Their flirtation over the circulation desk led to their marriage—and to Abdussabur’s idea of bringing kids and officers together to talk, without an agenda in mind. Years later, when he joined the New Haven Police Department, Stetson was one of his first stops. While he left the department years ago, he still sees Stetson as a hub of social connection.
Thursday, he lingered at a timeline that Crutchfield had installed along one wall. Beneath the 2007-2008 mark, he stopped at a collage of kids in a T.V. studio, searching for his daughter and then-pint-sized sons until he found them. That year, he and Brown had worked with News 8 to get kids into the studio, then brought in a producer from Nickelodeon to give a class at the library.

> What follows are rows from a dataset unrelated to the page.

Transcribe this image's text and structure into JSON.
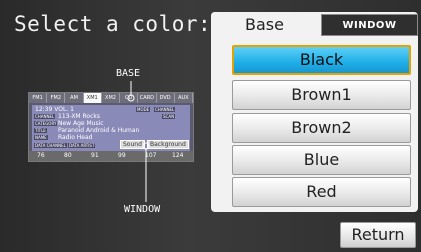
{
  "title": "Select a color:",
  "callouts": {
    "base": "BASE",
    "window": "WINDOW"
  },
  "preview": {
    "tabs": [
      "FM1",
      "FM2",
      "AM",
      "XM1",
      "XM2",
      "CD",
      "CARD",
      "DVD",
      "AUX"
    ],
    "active_tab": "XM1",
    "clock": "12:39",
    "vol": "VOL. 1",
    "lines": [
      "113-XM Rocks",
      "New Age Music",
      "Paranoid Android & Human",
      "Radio Head"
    ],
    "chips": [
      "CHANNEL",
      "CATEGORY",
      "TITLE",
      "NAME",
      "MODE",
      "CHANNEL",
      "SCAN"
    ],
    "left_chips": [
      "DATA CHANNEL",
      "DATA ARTIST"
    ],
    "buttons": [
      "Sound",
      "Background"
    ],
    "presets": [
      "76",
      "80",
      "91",
      "99",
      "107",
      "124"
    ]
  },
  "tabs": {
    "base": "Base",
    "window": "WINDOW"
  },
  "colors": [
    "Black",
    "Brown1",
    "Brown2",
    "Blue",
    "Red"
  ],
  "selected_color": "Black",
  "return_label": "Return"
}
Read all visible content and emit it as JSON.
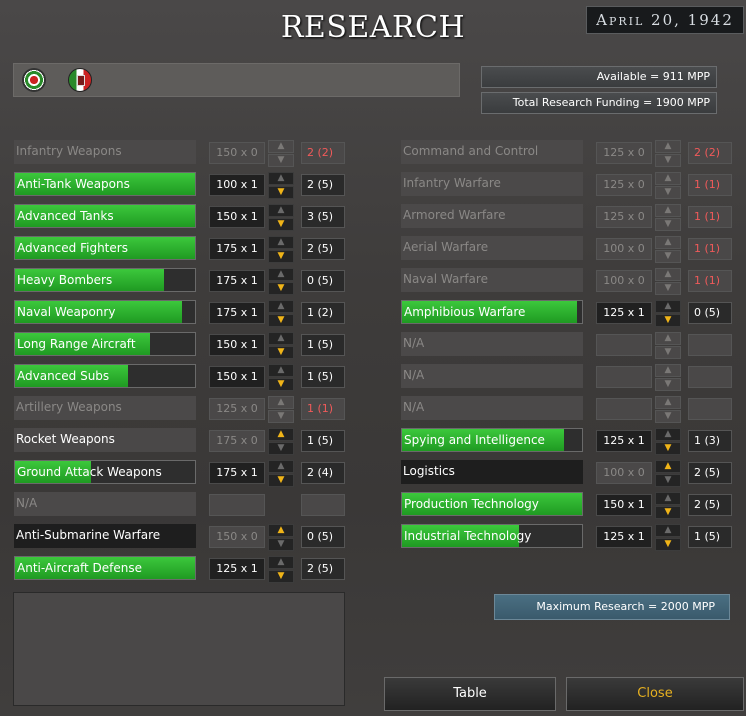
{
  "header": {
    "title": "RESEARCH",
    "date": "April 20, 1942"
  },
  "flags": [
    "roundel-icon",
    "italy-shield-icon"
  ],
  "mpp": {
    "available": "Available = 911 MPP",
    "funding": "Total Research Funding = 1900 MPP"
  },
  "left": [
    {
      "name": "Infantry Weapons",
      "cost": "150 x 0",
      "level": "2 (2)",
      "fill": 0,
      "style": "dim",
      "cost_style": "dim",
      "level_style": "red",
      "up": "faint",
      "down": "faint"
    },
    {
      "name": "Anti-Tank Weapons",
      "cost": "100 x 1",
      "level": "2 (5)",
      "fill": 1.0,
      "style": "green",
      "cost_style": "",
      "level_style": "",
      "up": "off",
      "down": "on"
    },
    {
      "name": "Advanced Tanks",
      "cost": "150 x 1",
      "level": "3 (5)",
      "fill": 1.0,
      "style": "green",
      "cost_style": "",
      "level_style": "",
      "up": "off",
      "down": "on"
    },
    {
      "name": "Advanced Fighters",
      "cost": "175 x 1",
      "level": "2 (5)",
      "fill": 1.0,
      "style": "green",
      "cost_style": "",
      "level_style": "",
      "up": "off",
      "down": "on"
    },
    {
      "name": "Heavy Bombers",
      "cost": "175 x 1",
      "level": "0 (5)",
      "fill": 0.83,
      "style": "green",
      "cost_style": "",
      "level_style": "",
      "up": "off",
      "down": "on"
    },
    {
      "name": "Naval Weaponry",
      "cost": "175 x 1",
      "level": "1 (2)",
      "fill": 0.93,
      "style": "green",
      "cost_style": "",
      "level_style": "",
      "up": "off",
      "down": "on"
    },
    {
      "name": "Long Range Aircraft",
      "cost": "150 x 1",
      "level": "1 (5)",
      "fill": 0.75,
      "style": "green",
      "cost_style": "",
      "level_style": "",
      "up": "off",
      "down": "on"
    },
    {
      "name": "Advanced Subs",
      "cost": "150 x 1",
      "level": "1 (5)",
      "fill": 0.63,
      "style": "green",
      "cost_style": "",
      "level_style": "",
      "up": "off",
      "down": "on"
    },
    {
      "name": "Artillery Weapons",
      "cost": "125 x 0",
      "level": "1 (1)",
      "fill": 0,
      "style": "dim",
      "cost_style": "dim",
      "level_style": "red",
      "up": "faint",
      "down": "faint"
    },
    {
      "name": "Rocket Weapons",
      "cost": "175 x 0",
      "level": "1 (5)",
      "fill": 0,
      "style": "plain",
      "cost_style": "dim",
      "level_style": "",
      "up": "on",
      "down": "off"
    },
    {
      "name": "Ground Attack Weapons",
      "cost": "175 x 1",
      "level": "2 (4)",
      "fill": 0.42,
      "style": "green",
      "cost_style": "",
      "level_style": "",
      "up": "off",
      "down": "on"
    },
    {
      "name": "N/A",
      "cost": "",
      "level": "",
      "fill": 0,
      "style": "dim",
      "cost_style": "empty",
      "level_style": "empty",
      "up": "none",
      "down": "none"
    },
    {
      "name": "Anti-Submarine Warfare",
      "cost": "150 x 0",
      "level": "0 (5)",
      "fill": 0,
      "style": "black",
      "cost_style": "dim",
      "level_style": "",
      "up": "on",
      "down": "off"
    },
    {
      "name": "Anti-Aircraft Defense",
      "cost": "125 x 1",
      "level": "2 (5)",
      "fill": 1.0,
      "style": "green",
      "cost_style": "",
      "level_style": "",
      "up": "off",
      "down": "on"
    }
  ],
  "right": [
    {
      "name": "Command and Control",
      "cost": "125 x 0",
      "level": "2 (2)",
      "fill": 0,
      "style": "dim",
      "cost_style": "dim",
      "level_style": "red",
      "up": "faint",
      "down": "faint"
    },
    {
      "name": "Infantry Warfare",
      "cost": "125 x 0",
      "level": "1 (1)",
      "fill": 0,
      "style": "dim",
      "cost_style": "dim",
      "level_style": "red",
      "up": "faint",
      "down": "faint"
    },
    {
      "name": "Armored Warfare",
      "cost": "125 x 0",
      "level": "1 (1)",
      "fill": 0,
      "style": "dim",
      "cost_style": "dim",
      "level_style": "red",
      "up": "faint",
      "down": "faint"
    },
    {
      "name": "Aerial Warfare",
      "cost": "100 x 0",
      "level": "1 (1)",
      "fill": 0,
      "style": "dim",
      "cost_style": "dim",
      "level_style": "red",
      "up": "faint",
      "down": "faint"
    },
    {
      "name": "Naval Warfare",
      "cost": "100 x 0",
      "level": "1 (1)",
      "fill": 0,
      "style": "dim",
      "cost_style": "dim",
      "level_style": "red",
      "up": "faint",
      "down": "faint"
    },
    {
      "name": "Amphibious Warfare",
      "cost": "125 x 1",
      "level": "0 (5)",
      "fill": 0.97,
      "style": "green",
      "cost_style": "",
      "level_style": "",
      "up": "off",
      "down": "on"
    },
    {
      "name": "N/A",
      "cost": "",
      "level": "",
      "fill": 0,
      "style": "dim",
      "cost_style": "empty",
      "level_style": "empty",
      "up": "faint",
      "down": "faint"
    },
    {
      "name": "N/A",
      "cost": "",
      "level": "",
      "fill": 0,
      "style": "dim",
      "cost_style": "empty",
      "level_style": "empty",
      "up": "faint",
      "down": "faint"
    },
    {
      "name": "N/A",
      "cost": "",
      "level": "",
      "fill": 0,
      "style": "dim",
      "cost_style": "empty",
      "level_style": "empty",
      "up": "faint",
      "down": "faint"
    },
    {
      "name": "Spying and Intelligence",
      "cost": "125 x 1",
      "level": "1 (3)",
      "fill": 0.9,
      "style": "green",
      "cost_style": "",
      "level_style": "",
      "up": "off",
      "down": "on"
    },
    {
      "name": "Logistics",
      "cost": "100 x 0",
      "level": "2 (5)",
      "fill": 0,
      "style": "black",
      "cost_style": "dim",
      "level_style": "",
      "up": "on",
      "down": "off"
    },
    {
      "name": "Production Technology",
      "cost": "150 x 1",
      "level": "2 (5)",
      "fill": 1.0,
      "style": "green",
      "cost_style": "",
      "level_style": "",
      "up": "off",
      "down": "on"
    },
    {
      "name": "Industrial Technology",
      "cost": "125 x 1",
      "level": "1 (5)",
      "fill": 0.65,
      "style": "green",
      "cost_style": "",
      "level_style": "",
      "up": "off",
      "down": "on"
    }
  ],
  "max_research": "Maximum Research =  2000 MPP",
  "buttons": {
    "table": "Table",
    "close": "Close"
  }
}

He has dozens of stories like that, where the library jumped in to help. Along the wall, there were images of kids playing, bent over chess boards, their brows furrowed in concentration. A group of tiny musicians smiled for the camera alongside musician Chris "Big Dog Davis." In a photo from 2009, Brown spoke at a microphone as late City Librarian James Welbourne looked on, beaming. It was the installation of a mural that still sits outside, emblazoned with the letters R E A D.
“The library became a safe space where you could learn, where you could just get a different lens on things,” Abdussabur said.
Crutchfield, who often brings her young daughter to the new Stetson Branch across the street, said she’s honored to be working on the project with the BITE team. Salwa Abdussabur is a regular at BLOOM, and the two have found themselves talking about collaborating for some time.
Because she designs with the philosophy “bloom where you are planted,” Stetson made immediate sense to her, she said Thursday. Its roots are deep in the community. It has flourished on two sides of Dixwell Avenue, thanks in large part to Brown’s tender and constant care. And while one space will physically disappear, another is blossoming in its place.
“What a special place this is,” she said. She walked over to a section of the timeline set for the near future, the year 2025. In it, renderings of ConnCAT Place rose into the sky, surrounded by sun-soaked greenery. It looked like a new day.